In the first band that myself and Matt (TFATD stunt guitarist) played in I was actually the vocalist and I tried my hardest to copy Patton. Like really tried. It was embarrassing looking back now but to be kind to young Kev I choose to see it as an education. FNM showed me that firstly it didn’t matter if one track was a calypso and another was full on thrash – just do what you want to do. It doesn’t matter if you want to be humorous and poignant and cryptic and ironic all at once. Obscenity can be intelligent, sophistication can be rough. I’ve no idea if the band were ever under any pressure to write hits or produce chart topping albums but you get the sense that they had enough skill to write great pop songs that acted as a Trojan horse for their more avant garde leanings.
The second lesson I took was that whatever you choose to do musically – commit to it and stand up for it. Even with all the irony and humour present the band seemed to be taking it seriously – which doubled the impact. As I said before, self awareness seemed to be key in the presentation.
The influence FNM have on my creative process, and the rest of TFATD for that matter, is subtle and often abstract. Apart from early attempts at mimicry I’ve never thought of copying their sonic signature – and if I ever tried then firstly its a moving target and secondly i would probably fail miserably such is the uniqueness of their world. In my opinion the influence can be most obviously heard on our track 48k – a combination of a metal riff, bouncy bass and a torch song melody. It’s having the ability to mix elements and commit to them, not to restrict ourselves to ‘genre’ rules or expectations, that we have taken from FNM and their escapades.
We had the honour of supporting Chuck Mosley on one of his London dates a year before he passed away. Apart from trying to keep the fanboy in me under control I found him to be an absolute gent, and, unsurprisingly, extremely articulate and intelligent. Hearing his voice up close and personal was a real Moment with a capital M. And I once passed Mike Patton backstage in a hallway during one of the Southbank’s Meltdown festivals. I couldn’t summon the courage to say anything – probably a good thing. And the time on the ‘King For A Day’ tour that the band played a super secret show in a small venue in Northampton. After the gig, Billy, Roddy and Mike came out and got burgers from the van in the car park and just chatted to everyone. These experiences reinforce everything I have said about the band. It’s not about them being humble, or down to earth – it’s about them totally inhabiting the off kilter worlds they create and making them seem perfectly ok, almost normal.

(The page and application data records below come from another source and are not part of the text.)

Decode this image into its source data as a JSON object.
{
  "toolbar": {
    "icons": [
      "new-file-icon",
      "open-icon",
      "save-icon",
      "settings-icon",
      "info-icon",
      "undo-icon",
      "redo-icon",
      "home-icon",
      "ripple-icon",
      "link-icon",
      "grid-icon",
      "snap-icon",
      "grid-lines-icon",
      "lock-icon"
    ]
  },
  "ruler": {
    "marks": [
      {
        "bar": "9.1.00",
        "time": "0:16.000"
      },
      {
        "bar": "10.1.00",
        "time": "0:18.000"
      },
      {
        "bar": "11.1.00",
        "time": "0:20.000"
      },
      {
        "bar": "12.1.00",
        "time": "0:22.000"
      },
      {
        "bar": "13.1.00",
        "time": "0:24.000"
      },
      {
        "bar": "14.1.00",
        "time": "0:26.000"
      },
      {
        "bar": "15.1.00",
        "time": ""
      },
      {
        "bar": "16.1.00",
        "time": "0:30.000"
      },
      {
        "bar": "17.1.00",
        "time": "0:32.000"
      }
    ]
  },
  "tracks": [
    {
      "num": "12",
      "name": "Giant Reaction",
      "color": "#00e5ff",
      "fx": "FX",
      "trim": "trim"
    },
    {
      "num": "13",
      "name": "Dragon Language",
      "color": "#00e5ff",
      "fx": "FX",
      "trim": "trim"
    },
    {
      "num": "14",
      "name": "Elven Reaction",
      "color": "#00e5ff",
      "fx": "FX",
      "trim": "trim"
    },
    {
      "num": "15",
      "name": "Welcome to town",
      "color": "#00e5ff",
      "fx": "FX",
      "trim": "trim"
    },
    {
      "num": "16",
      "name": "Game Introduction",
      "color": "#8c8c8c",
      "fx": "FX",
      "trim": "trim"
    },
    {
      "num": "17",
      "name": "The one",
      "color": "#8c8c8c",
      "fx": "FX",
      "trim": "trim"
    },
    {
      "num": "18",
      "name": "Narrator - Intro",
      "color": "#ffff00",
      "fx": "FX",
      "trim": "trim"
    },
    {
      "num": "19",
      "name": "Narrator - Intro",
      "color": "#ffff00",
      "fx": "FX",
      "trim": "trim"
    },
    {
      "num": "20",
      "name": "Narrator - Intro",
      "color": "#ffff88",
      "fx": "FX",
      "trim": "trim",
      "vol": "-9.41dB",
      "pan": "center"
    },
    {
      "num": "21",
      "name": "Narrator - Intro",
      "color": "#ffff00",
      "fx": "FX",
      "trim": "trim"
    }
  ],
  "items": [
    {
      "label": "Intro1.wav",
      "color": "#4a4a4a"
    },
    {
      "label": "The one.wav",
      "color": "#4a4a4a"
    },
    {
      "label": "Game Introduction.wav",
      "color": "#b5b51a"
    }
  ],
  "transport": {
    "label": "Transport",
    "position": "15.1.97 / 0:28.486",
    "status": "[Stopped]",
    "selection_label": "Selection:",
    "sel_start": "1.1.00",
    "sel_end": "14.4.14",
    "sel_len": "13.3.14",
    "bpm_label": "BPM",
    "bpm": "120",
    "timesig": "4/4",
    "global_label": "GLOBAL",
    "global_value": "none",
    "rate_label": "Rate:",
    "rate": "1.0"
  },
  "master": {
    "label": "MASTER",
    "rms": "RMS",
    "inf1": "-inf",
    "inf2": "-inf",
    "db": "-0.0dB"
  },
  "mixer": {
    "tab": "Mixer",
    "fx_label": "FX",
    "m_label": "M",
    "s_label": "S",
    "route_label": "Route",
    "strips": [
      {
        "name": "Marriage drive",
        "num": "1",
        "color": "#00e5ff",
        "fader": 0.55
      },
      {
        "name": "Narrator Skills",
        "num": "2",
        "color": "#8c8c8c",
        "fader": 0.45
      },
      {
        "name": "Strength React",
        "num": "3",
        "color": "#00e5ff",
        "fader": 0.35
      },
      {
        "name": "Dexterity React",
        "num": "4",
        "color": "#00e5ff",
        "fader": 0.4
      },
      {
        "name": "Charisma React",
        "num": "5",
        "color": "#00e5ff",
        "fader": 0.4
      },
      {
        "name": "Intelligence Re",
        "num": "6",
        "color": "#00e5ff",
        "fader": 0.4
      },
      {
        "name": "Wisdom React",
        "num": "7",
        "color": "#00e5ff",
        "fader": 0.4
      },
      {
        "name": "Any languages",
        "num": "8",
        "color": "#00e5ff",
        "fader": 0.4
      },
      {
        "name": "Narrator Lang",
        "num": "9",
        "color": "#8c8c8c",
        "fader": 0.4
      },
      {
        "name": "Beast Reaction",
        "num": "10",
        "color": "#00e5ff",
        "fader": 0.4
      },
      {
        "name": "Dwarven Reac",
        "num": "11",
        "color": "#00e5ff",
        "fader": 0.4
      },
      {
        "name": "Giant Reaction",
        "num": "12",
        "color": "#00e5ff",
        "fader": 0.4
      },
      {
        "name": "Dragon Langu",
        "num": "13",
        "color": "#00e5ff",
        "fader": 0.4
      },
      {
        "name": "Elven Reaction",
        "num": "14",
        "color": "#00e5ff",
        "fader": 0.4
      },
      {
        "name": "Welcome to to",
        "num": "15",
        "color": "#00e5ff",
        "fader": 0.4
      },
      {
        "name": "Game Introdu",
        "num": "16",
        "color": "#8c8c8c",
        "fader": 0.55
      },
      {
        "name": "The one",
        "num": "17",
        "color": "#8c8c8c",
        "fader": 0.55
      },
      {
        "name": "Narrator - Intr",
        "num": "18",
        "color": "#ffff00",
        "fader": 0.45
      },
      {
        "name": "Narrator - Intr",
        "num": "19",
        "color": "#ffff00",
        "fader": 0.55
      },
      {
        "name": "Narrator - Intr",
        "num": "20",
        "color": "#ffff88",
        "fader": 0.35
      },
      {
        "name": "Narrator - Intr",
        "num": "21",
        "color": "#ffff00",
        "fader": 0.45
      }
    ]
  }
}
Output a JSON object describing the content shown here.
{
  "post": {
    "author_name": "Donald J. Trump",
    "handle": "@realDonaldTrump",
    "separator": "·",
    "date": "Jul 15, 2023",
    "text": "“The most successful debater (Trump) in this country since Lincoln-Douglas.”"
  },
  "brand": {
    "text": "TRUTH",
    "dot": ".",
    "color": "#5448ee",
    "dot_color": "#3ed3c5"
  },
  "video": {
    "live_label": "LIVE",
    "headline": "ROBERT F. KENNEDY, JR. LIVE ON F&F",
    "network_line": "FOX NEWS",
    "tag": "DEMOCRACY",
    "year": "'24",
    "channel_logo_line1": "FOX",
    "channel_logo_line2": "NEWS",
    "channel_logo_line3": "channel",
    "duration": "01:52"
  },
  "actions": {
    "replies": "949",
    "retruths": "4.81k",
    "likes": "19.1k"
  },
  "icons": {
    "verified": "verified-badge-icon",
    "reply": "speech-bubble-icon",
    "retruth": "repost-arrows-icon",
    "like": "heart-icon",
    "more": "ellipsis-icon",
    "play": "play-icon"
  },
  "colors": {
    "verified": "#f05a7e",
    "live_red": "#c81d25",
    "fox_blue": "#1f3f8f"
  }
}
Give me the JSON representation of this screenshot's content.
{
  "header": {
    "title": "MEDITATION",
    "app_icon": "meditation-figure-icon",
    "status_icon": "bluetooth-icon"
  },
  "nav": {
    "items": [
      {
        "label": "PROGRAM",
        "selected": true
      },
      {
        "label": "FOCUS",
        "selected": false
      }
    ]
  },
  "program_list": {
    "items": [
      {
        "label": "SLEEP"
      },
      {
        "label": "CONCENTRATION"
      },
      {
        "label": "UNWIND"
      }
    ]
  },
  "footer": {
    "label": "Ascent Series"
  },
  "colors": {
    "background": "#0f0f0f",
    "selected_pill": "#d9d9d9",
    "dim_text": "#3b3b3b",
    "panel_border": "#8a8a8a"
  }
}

High art camouflaged as rock – a trick many try but few pull it off better than Faith No More.
Many thanks to Kevin for taking the time to profess his love of Faith No More.